- Directions for this task
Work through the data line by line, gathering every line that has the word "Документы".

### Provided data

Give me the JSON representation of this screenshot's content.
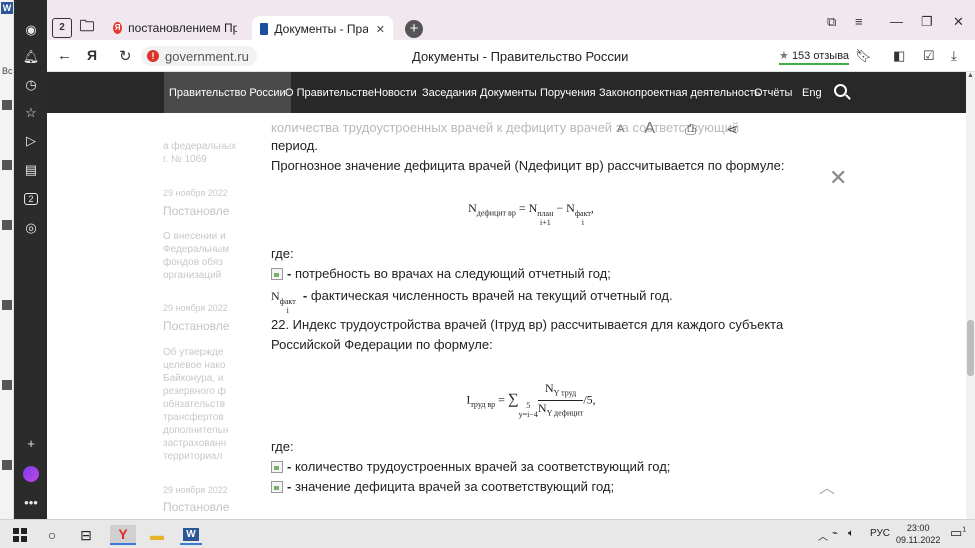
{
  "browser": {
    "tabs": [
      {
        "label": "постановлением Правите",
        "favicon": "yandex-icon"
      },
      {
        "label": "Документы - Правителл",
        "favicon": "government-icon",
        "active": true
      }
    ],
    "tab_group_count": "2",
    "sidebar_badge": "2",
    "address": {
      "domain": "government.ru",
      "page_title": "Документы - Правительство России",
      "reviews": "153 отзыва",
      "reviews_star": "★"
    }
  },
  "site_nav": {
    "items": [
      "Правительство России",
      "О Правительстве",
      "Новости",
      "Заседания",
      "Документы",
      "Поручения",
      "Законопроектная деятельность",
      "Отчёты",
      "Eng"
    ]
  },
  "background_column": {
    "lines": [
      "а федеральных",
      "г. № 1069",
      "29 ноября 2022",
      "Постановле",
      "О внесении и",
      "Федеральным",
      "фондов обяз",
      "организаций",
      "29 ноября 2022",
      "Постановле",
      "Об утвержде",
      "целевое нако",
      "Байконура, и",
      "резервного ф",
      "обязательств",
      "трансфертов",
      "дополнительн",
      "застрахованн",
      "территориал",
      "29 ноября 2022",
      "Постановле"
    ]
  },
  "document": {
    "line_top_faded": "количества трудоустроенных врачей к дефициту врачей за соответствующий",
    "line_period": "период.",
    "para_forecast": "Прогнозное значение дефицита врачей (Nдефицит вр) рассчитывается по формуле:",
    "formula1": {
      "lhs": "N",
      "lhs_sub": "дефицит  вр",
      "eq": " = ",
      "n1": "N",
      "n1_sup": "план",
      "n1_sub": "i+1",
      "minus": " − ",
      "n2": "N",
      "n2_sup": "факт",
      "n2_sub": "i",
      "tail": ","
    },
    "where1": "где:",
    "item_need": "потребность во врачах на следующий отчетный год;",
    "item_fact_symbol": "N",
    "item_fact_sup": "факт",
    "item_fact_sub": "i",
    "item_fact": "фактическая численность врачей на текущий отчетный год.",
    "item_dash": "-",
    "para_22": "22. Индекс трудоустройства врачей (Iтруд вр) рассчитывается для каждого субъекта Российской Федерации по формуле:",
    "formula2": {
      "lhs": "I",
      "lhs_sub": "труд вр",
      "eq": " = ",
      "sum": "∑",
      "sum_sup": "5",
      "sum_sub": "y=i−4",
      "num": "N",
      "num_sub": "Y труд",
      "den": "N",
      "den_sub": "Y  дефицит",
      "tail": "/5,"
    },
    "where2": "где:",
    "item_employed": "количество трудоустроенных врачей за соответствующий год;",
    "item_deficit": "значение дефицита врачей за соответствующий год;"
  },
  "taskbar": {
    "lang": "РУС",
    "time": "23:00",
    "date": "09.11.2022",
    "notif_count": "1"
  }
}
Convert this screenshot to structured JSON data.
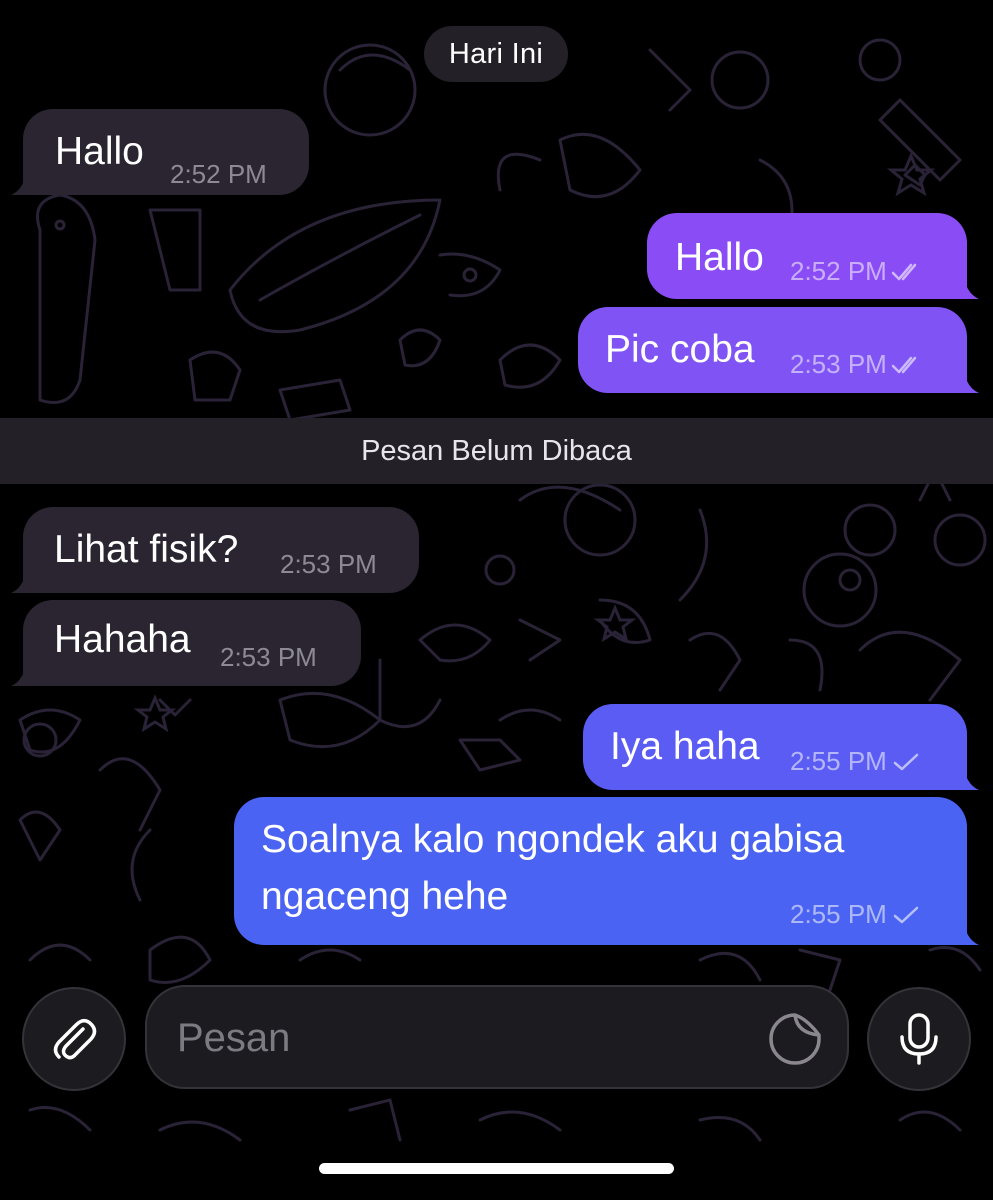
{
  "chat": {
    "date_label": "Hari Ini",
    "unread_label": "Pesan Belum Dibaca",
    "messages": [
      {
        "direction": "incoming",
        "text": "Hallo",
        "time": "2:52 PM"
      },
      {
        "direction": "outgoing",
        "text": "Hallo",
        "time": "2:52 PM",
        "status": "read"
      },
      {
        "direction": "outgoing",
        "text": "Pic coba",
        "time": "2:53 PM",
        "status": "read"
      },
      {
        "direction": "incoming",
        "text": "Lihat fisik?",
        "time": "2:53 PM"
      },
      {
        "direction": "incoming",
        "text": "Hahaha",
        "time": "2:53 PM"
      },
      {
        "direction": "outgoing",
        "text": "Iya haha",
        "time": "2:55 PM",
        "status": "sent"
      },
      {
        "direction": "outgoing",
        "text_line1": "Soalnya kalo ngondek aku gabisa",
        "text_line2": "ngaceng hehe",
        "time": "2:55 PM",
        "status": "sent"
      }
    ]
  },
  "composer": {
    "placeholder": "Pesan",
    "attach_icon": "paperclip-icon",
    "sticker_icon": "sticker-icon",
    "mic_icon": "microphone-icon"
  },
  "colors": {
    "incoming_bubble": "#2a2530",
    "outgoing_gradient_top": "#8a4df5",
    "outgoing_gradient_bottom": "#4a63f2",
    "background": "#000000"
  }
}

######

- Task response
        "label": "Документы - Правителл",
      "page_title": "Документы - Правительство России",
      "Документы",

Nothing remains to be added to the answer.